═══ RECORDS FOR THIS TASK ═══

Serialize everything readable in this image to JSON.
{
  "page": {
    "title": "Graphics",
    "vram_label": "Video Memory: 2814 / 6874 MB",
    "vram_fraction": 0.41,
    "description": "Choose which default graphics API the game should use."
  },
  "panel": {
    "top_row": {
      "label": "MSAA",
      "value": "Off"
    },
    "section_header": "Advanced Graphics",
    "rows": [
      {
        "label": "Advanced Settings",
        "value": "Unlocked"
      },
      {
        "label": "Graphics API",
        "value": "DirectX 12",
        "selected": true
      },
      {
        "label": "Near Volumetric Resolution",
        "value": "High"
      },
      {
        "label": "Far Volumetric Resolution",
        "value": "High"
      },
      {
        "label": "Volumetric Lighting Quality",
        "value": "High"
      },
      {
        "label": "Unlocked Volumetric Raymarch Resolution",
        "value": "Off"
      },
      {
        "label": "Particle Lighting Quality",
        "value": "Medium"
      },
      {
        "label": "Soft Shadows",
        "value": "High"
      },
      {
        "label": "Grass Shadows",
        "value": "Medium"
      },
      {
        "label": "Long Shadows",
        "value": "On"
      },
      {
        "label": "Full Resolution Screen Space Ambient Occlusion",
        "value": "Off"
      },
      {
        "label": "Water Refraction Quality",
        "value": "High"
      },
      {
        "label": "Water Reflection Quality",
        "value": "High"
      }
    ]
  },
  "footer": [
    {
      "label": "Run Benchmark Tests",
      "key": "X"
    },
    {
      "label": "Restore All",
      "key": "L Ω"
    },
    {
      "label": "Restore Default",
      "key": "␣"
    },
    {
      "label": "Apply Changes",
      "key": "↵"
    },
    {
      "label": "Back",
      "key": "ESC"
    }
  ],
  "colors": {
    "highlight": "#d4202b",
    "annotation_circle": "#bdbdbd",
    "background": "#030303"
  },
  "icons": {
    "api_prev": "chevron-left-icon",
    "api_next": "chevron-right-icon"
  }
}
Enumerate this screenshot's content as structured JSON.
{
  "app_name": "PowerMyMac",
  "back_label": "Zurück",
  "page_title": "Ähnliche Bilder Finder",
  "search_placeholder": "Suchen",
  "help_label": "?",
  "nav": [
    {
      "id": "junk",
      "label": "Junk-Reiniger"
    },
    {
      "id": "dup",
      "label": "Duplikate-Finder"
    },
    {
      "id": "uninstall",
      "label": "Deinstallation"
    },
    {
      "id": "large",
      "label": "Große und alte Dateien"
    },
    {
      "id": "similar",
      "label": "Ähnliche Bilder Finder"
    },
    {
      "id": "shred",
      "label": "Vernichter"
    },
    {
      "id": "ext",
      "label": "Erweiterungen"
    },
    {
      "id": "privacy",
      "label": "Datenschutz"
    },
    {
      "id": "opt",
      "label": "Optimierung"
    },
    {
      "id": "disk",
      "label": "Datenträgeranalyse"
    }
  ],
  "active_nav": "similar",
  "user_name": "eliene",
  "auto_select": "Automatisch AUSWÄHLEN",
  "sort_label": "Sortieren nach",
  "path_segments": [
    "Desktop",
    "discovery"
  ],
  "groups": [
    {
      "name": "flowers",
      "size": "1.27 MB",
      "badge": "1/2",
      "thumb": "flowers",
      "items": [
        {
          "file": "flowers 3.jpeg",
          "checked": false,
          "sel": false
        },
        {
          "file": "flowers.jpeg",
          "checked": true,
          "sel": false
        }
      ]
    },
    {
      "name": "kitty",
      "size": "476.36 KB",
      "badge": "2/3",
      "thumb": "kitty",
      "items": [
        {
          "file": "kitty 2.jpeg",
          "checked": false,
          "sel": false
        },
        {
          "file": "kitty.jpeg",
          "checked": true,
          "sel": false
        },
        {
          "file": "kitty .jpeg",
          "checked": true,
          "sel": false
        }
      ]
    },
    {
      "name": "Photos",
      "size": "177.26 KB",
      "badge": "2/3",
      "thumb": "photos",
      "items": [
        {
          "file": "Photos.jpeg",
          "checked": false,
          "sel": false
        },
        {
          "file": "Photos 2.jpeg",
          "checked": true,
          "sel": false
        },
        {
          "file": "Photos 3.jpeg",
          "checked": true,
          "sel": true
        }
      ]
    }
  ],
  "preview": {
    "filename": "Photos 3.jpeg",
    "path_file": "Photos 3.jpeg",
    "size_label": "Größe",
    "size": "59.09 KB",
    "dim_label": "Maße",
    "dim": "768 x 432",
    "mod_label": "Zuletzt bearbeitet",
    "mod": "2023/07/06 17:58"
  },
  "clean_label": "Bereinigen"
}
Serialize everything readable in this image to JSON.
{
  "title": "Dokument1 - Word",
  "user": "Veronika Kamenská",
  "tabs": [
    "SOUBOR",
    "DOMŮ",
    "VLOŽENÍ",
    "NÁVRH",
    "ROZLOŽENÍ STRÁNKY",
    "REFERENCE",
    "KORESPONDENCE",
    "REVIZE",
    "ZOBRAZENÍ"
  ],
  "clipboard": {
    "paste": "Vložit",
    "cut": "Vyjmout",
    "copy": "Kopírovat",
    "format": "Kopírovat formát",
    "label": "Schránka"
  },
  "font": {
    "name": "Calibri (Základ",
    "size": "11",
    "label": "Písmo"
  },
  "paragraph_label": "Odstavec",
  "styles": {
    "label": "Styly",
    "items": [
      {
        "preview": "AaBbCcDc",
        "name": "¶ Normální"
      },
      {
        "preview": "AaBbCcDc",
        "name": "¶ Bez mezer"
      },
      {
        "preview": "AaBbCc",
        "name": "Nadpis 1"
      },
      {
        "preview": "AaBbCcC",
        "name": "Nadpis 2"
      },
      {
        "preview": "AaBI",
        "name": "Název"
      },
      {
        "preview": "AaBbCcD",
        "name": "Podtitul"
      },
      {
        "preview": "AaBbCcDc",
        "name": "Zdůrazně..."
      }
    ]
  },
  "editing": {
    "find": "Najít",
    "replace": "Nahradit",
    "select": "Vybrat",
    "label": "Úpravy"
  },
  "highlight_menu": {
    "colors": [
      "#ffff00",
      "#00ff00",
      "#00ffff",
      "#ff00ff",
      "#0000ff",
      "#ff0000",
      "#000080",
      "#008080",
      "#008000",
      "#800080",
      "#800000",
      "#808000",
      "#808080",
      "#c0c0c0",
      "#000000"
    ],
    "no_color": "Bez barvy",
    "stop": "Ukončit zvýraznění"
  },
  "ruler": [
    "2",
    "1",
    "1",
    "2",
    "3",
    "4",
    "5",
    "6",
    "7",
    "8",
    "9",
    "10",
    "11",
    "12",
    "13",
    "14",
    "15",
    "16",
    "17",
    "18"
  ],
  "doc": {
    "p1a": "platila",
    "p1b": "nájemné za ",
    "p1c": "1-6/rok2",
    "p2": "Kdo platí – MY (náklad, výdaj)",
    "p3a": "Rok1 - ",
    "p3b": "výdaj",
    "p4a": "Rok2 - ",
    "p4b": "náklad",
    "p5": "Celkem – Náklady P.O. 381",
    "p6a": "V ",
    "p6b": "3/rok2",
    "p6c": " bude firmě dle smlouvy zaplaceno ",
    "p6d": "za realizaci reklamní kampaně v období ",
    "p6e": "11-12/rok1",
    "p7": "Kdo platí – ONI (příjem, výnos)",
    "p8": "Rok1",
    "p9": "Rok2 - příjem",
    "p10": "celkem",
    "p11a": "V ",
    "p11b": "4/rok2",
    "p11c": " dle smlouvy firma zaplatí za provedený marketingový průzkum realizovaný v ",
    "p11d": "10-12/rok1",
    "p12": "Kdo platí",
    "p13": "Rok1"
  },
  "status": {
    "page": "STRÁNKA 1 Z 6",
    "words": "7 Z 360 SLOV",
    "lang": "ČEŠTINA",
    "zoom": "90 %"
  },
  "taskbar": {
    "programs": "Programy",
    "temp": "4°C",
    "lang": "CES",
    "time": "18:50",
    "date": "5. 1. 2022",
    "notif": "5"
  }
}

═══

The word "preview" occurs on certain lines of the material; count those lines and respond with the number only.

◆ TASK ANSWER
8